▶ _TASK PROMPT_
All of the material must be duplicated exactly, line by line.

++++++++++++++++++++

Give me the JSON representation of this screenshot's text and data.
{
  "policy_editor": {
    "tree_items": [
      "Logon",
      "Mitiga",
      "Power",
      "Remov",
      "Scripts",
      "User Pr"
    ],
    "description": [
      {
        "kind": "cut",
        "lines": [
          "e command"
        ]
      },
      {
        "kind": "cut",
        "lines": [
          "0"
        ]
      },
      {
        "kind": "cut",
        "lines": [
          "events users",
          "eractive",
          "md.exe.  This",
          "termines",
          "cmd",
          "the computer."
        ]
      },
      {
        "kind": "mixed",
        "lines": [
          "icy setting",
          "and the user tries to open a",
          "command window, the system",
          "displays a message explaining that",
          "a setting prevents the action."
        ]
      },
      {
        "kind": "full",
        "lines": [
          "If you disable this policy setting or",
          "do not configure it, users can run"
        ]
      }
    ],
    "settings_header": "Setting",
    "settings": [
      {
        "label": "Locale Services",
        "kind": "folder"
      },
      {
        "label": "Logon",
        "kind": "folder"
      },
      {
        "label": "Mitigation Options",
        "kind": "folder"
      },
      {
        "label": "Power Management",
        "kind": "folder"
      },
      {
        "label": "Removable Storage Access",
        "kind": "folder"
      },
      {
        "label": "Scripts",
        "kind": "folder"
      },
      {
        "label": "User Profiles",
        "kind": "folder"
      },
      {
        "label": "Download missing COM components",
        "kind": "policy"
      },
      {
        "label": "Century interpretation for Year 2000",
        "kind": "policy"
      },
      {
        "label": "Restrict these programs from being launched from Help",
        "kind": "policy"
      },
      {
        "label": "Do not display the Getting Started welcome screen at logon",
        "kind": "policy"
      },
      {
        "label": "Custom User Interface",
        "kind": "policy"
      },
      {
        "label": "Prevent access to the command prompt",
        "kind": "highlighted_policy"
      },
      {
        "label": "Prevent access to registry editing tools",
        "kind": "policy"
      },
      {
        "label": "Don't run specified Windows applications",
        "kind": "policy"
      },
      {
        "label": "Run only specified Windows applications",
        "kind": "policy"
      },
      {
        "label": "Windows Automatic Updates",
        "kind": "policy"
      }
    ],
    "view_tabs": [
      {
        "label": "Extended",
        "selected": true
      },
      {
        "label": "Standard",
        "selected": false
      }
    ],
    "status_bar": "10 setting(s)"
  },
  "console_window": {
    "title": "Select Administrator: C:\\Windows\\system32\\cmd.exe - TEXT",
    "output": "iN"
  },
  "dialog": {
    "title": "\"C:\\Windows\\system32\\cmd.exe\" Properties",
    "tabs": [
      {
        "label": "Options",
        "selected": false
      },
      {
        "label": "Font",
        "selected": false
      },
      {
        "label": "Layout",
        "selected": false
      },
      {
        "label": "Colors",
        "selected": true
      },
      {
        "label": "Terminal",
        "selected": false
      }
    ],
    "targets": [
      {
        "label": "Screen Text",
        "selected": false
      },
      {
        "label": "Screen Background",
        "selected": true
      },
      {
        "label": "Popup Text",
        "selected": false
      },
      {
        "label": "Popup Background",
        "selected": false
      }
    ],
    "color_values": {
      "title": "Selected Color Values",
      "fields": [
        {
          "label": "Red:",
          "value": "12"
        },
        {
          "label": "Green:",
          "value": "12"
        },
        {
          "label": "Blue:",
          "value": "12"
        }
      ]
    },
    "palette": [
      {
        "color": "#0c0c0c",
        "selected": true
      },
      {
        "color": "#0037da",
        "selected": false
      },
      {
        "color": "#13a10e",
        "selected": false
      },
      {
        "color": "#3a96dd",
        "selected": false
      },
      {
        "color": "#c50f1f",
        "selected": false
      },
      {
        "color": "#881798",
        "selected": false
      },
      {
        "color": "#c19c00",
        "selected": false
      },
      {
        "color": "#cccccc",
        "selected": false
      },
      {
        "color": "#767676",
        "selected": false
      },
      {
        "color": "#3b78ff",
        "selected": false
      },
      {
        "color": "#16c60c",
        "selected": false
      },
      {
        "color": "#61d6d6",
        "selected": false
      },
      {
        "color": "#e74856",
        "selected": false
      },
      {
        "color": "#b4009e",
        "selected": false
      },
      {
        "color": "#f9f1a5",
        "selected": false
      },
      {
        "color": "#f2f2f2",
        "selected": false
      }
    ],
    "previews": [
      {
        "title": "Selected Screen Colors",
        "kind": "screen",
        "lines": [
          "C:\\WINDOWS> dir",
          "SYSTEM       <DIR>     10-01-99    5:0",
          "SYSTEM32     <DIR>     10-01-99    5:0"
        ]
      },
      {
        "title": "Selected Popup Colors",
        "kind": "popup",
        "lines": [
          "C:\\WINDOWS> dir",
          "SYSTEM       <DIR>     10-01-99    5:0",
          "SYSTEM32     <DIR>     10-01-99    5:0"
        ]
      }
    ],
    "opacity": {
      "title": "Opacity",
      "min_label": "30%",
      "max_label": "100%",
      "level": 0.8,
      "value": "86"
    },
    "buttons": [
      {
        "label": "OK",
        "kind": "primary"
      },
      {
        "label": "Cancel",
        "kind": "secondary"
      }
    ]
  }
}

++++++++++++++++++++

▶ _EXERCISE RESPONSE_
Give me the JSON representation of this screenshot's text and data.
{
  "policy_editor": {
    "tree_items": [
      "Logon",
      "Mitiga",
      "Power",
      "Remov",
      "Scripts",
      "User Pr"
    ],
    "description": [
      {
        "kind": "cut",
        "lines": [
          "e command"
        ]
      },
      {
        "kind": "cut",
        "lines": [
          "0"
        ]
      },
      {
        "kind": "cut",
        "lines": [
          "events users",
          "eractive",
          "md.exe.  This",
          "termines",
          "cmd",
          "the computer."
        ]
      },
      {
        "kind": "mixed",
        "lines": [
          "icy setting",
          "and the user tries to open a",
          "command window, the system",
          "displays a message explaining that",
          "a setting prevents the action."
        ]
      },
      {
        "kind": "full",
        "lines": [
          "If you disable this policy setting or",
          "do not configure it, users can run"
        ]
      }
    ],
    "settings_header": "Setting",
    "settings": [
      {
        "label": "Locale Services",
        "kind": "folder"
      },
      {
        "label": "Logon",
        "kind": "folder"
      },
      {
        "label": "Mitigation Options",
        "kind": "folder"
      },
      {
        "label": "Power Management",
        "kind": "folder"
      },
      {
        "label": "Removable Storage Access",
        "kind": "folder"
      },
      {
        "label": "Scripts",
        "kind": "folder"
      },
      {
        "label": "User Profiles",
        "kind": "folder"
      },
      {
        "label": "Download missing COM components",
        "kind": "policy"
      },
      {
        "label": "Century interpretation for Year 2000",
        "kind": "policy"
      },
      {
        "label": "Restrict these programs from being launched from Help",
        "kind": "policy"
      },
      {
        "label": "Do not display the Getting Started welcome screen at logon",
        "kind": "policy"
      },
      {
        "label": "Custom User Interface",
        "kind": "policy"
      },
      {
        "label": "Prevent access to the command prompt",
        "kind": "highlighted_policy"
      },
      {
        "label": "Prevent access to registry editing tools",
        "kind": "policy"
      },
      {
        "label": "Don't run specified Windows applications",
        "kind": "policy"
      },
      {
        "label": "Run only specified Windows applications",
        "kind": "policy"
      },
      {
        "label": "Windows Automatic Updates",
        "kind": "policy"
      }
    ],
    "view_tabs": [
      {
        "label": "Extended",
        "selected": true
      },
      {
        "label": "Standard",
        "selected": false
      }
    ],
    "status_bar": "10 setting(s)"
  },
  "console_window": {
    "title": "Select Administrator: C:\\Windows\\system32\\cmd.exe - TEXT",
    "output": "iN"
  },
  "dialog": {
    "title": "\"C:\\Windows\\system32\\cmd.exe\" Properties",
    "tabs": [
      {
        "label": "Options",
        "selected": false
      },
      {
        "label": "Font",
        "selected": false
      },
      {
        "label": "Layout",
        "selected": false
      },
      {
        "label": "Colors",
        "selected": true
      },
      {
        "label": "Terminal",
        "selected": false
      }
    ],
    "targets": [
      {
        "label": "Screen Text",
        "selected": false
      },
      {
        "label": "Screen Background",
        "selected": true
      },
      {
        "label": "Popup Text",
        "selected": false
      },
      {
        "label": "Popup Background",
        "selected": false
      }
    ],
    "color_values": {
      "title": "Selected Color Values",
      "fields": [
        {
          "label": "Red:",
          "value": "12"
        },
        {
          "label": "Green:",
          "value": "12"
        },
        {
          "label": "Blue:",
          "value": "12"
        }
      ]
    },
    "palette": [
      {
        "color": "#0c0c0c",
        "selected": true
      },
      {
        "color": "#0037da",
        "selected": false
      },
      {
        "color": "#13a10e",
        "selected": false
      },
      {
        "color": "#3a96dd",
        "selected": false
      },
      {
        "color": "#c50f1f",
        "selected": false
      },
      {
        "color": "#881798",
        "selected": false
      },
      {
        "color": "#c19c00",
        "selected": false
      },
      {
        "color": "#cccccc",
        "selected": false
      },
      {
        "color": "#767676",
        "selected": false
      },
      {
        "color": "#3b78ff",
        "selected": false
      },
      {
        "color": "#16c60c",
        "selected": false
      },
      {
        "color": "#61d6d6",
        "selected": false
      },
      {
        "color": "#e74856",
        "selected": false
      },
      {
        "color": "#b4009e",
        "selected": false
      },
      {
        "color": "#f9f1a5",
        "selected": false
      },
      {
        "color": "#f2f2f2",
        "selected": false
      }
    ],
    "previews": [
      {
        "title": "Selected Screen Colors",
        "kind": "screen",
        "lines": [
          "C:\\WINDOWS> dir",
          "SYSTEM       <DIR>     10-01-99    5:0",
          "SYSTEM32     <DIR>     10-01-99    5:0"
        ]
      },
      {
        "title": "Selected Popup Colors",
        "kind": "popup",
        "lines": [
          "C:\\WINDOWS> dir",
          "SYSTEM       <DIR>     10-01-99    5:0",
          "SYSTEM32     <DIR>     10-01-99    5:0"
        ]
      }
    ],
    "opacity": {
      "title": "Opacity",
      "min_label": "30%",
      "max_label": "100%",
      "level": 0.8,
      "value": "86"
    },
    "buttons": [
      {
        "label": "OK",
        "kind": "primary"
      },
      {
        "label": "Cancel",
        "kind": "secondary"
      }
    ]
  }
}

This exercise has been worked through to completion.